(Excerpted records)

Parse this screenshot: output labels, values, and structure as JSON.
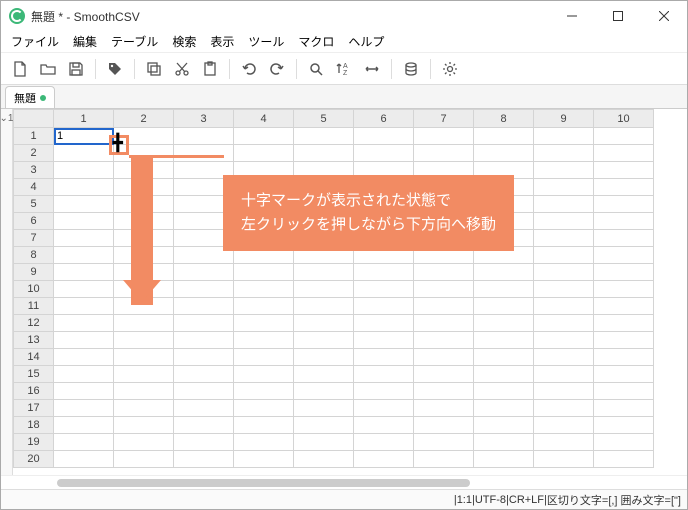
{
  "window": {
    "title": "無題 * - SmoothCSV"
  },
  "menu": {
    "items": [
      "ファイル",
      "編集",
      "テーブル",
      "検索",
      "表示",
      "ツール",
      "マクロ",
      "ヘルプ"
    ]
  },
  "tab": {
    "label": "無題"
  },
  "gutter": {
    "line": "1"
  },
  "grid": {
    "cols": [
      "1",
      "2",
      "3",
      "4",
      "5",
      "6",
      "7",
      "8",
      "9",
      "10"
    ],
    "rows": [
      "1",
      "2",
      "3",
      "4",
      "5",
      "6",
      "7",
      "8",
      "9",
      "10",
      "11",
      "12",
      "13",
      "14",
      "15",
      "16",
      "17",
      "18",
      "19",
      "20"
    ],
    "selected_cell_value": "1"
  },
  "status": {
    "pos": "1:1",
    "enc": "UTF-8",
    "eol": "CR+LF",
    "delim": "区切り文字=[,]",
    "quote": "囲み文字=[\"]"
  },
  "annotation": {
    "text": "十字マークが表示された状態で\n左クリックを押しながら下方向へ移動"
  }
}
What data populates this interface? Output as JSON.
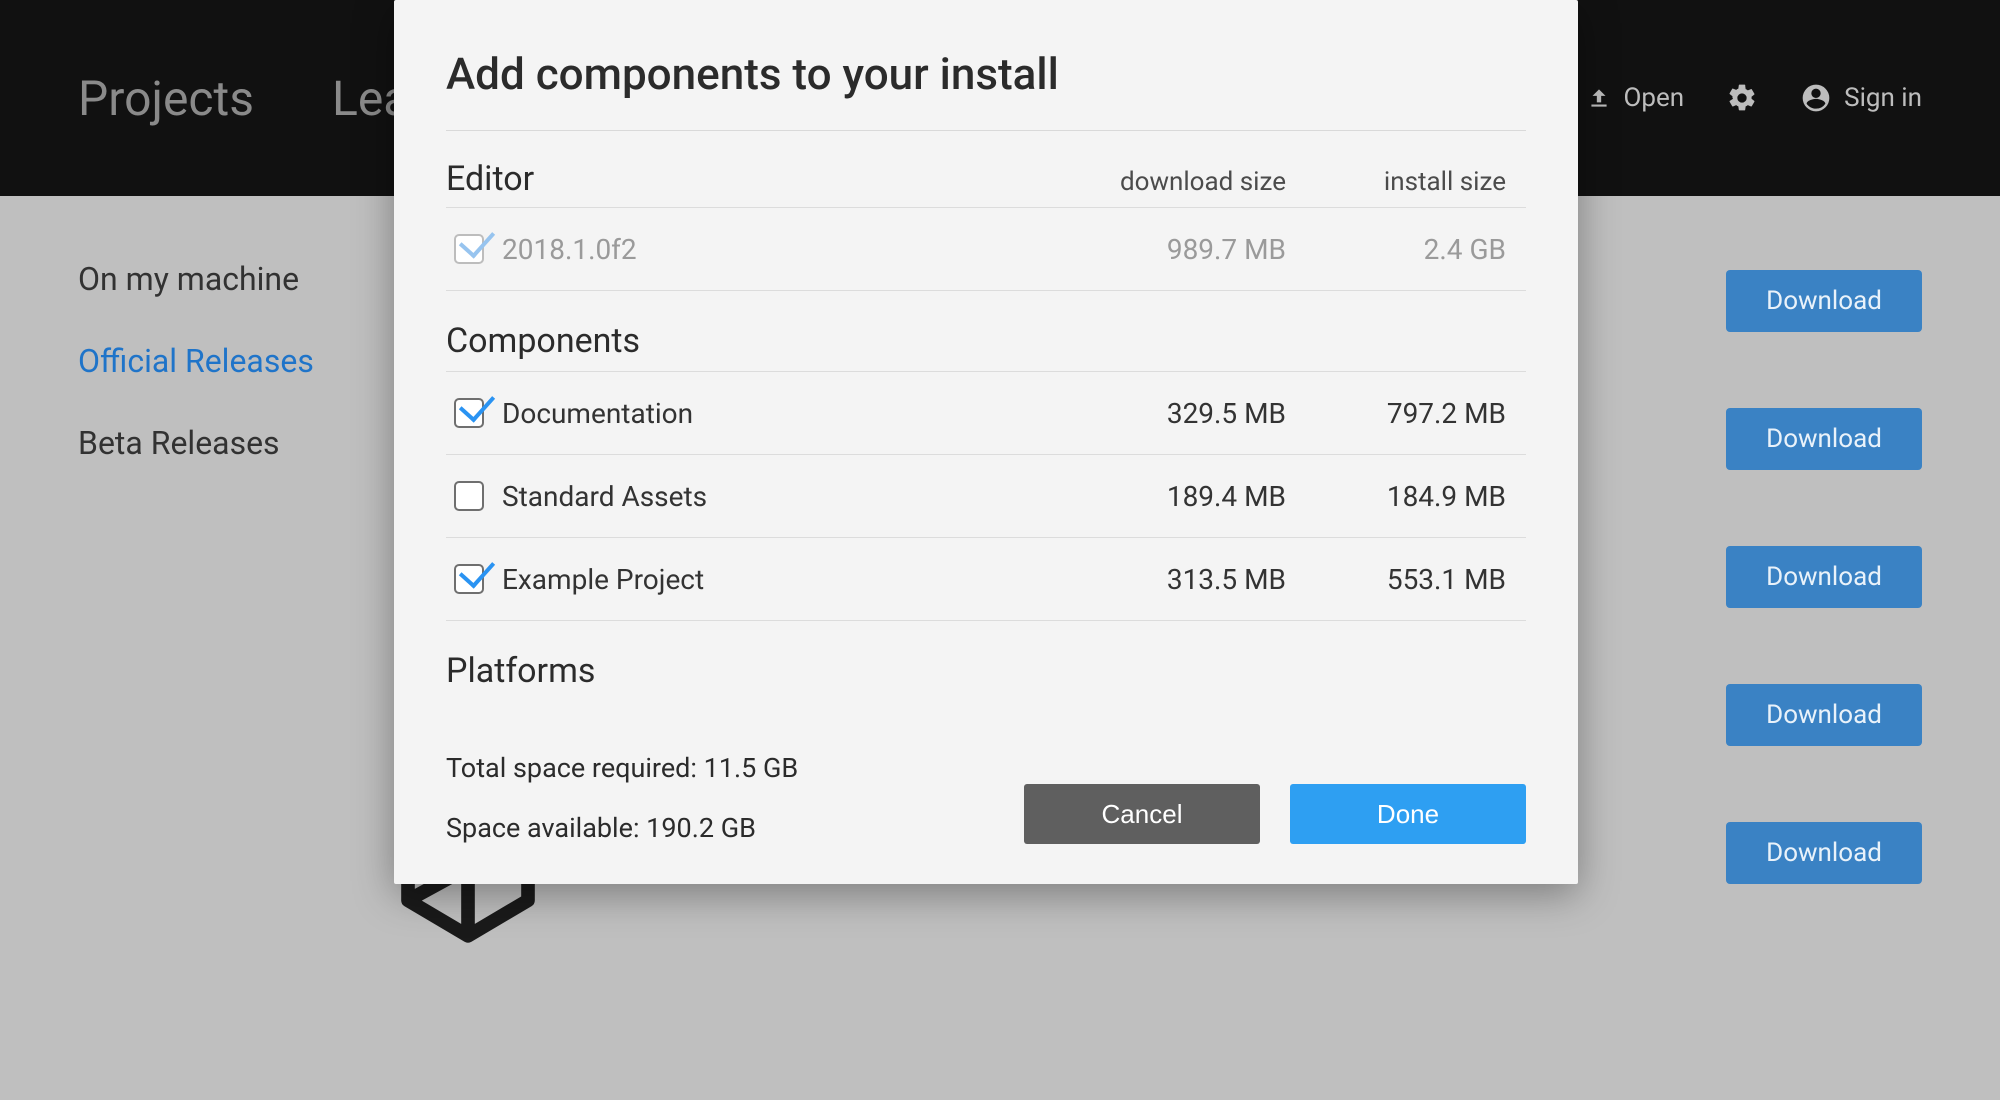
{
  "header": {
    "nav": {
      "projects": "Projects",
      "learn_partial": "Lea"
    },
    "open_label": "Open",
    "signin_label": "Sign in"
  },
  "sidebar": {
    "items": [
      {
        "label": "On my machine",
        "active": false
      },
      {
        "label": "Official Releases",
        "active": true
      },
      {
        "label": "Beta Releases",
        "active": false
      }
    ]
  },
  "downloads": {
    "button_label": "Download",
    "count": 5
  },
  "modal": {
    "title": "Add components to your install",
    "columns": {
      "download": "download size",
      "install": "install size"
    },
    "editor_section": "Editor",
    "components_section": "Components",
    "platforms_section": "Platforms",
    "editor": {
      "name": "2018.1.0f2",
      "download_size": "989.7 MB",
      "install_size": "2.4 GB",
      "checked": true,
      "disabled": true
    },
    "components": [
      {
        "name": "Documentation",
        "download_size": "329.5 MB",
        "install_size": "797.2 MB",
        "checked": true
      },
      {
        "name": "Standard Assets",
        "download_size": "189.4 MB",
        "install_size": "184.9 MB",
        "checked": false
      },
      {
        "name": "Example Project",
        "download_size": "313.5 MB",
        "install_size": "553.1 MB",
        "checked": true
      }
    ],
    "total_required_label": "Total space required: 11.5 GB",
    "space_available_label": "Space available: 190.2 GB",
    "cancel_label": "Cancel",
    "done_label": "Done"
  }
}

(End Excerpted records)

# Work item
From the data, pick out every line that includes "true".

# Task solution
        "active": true
      "checked": true,
      "disabled": true
        "checked": true
        "checked": true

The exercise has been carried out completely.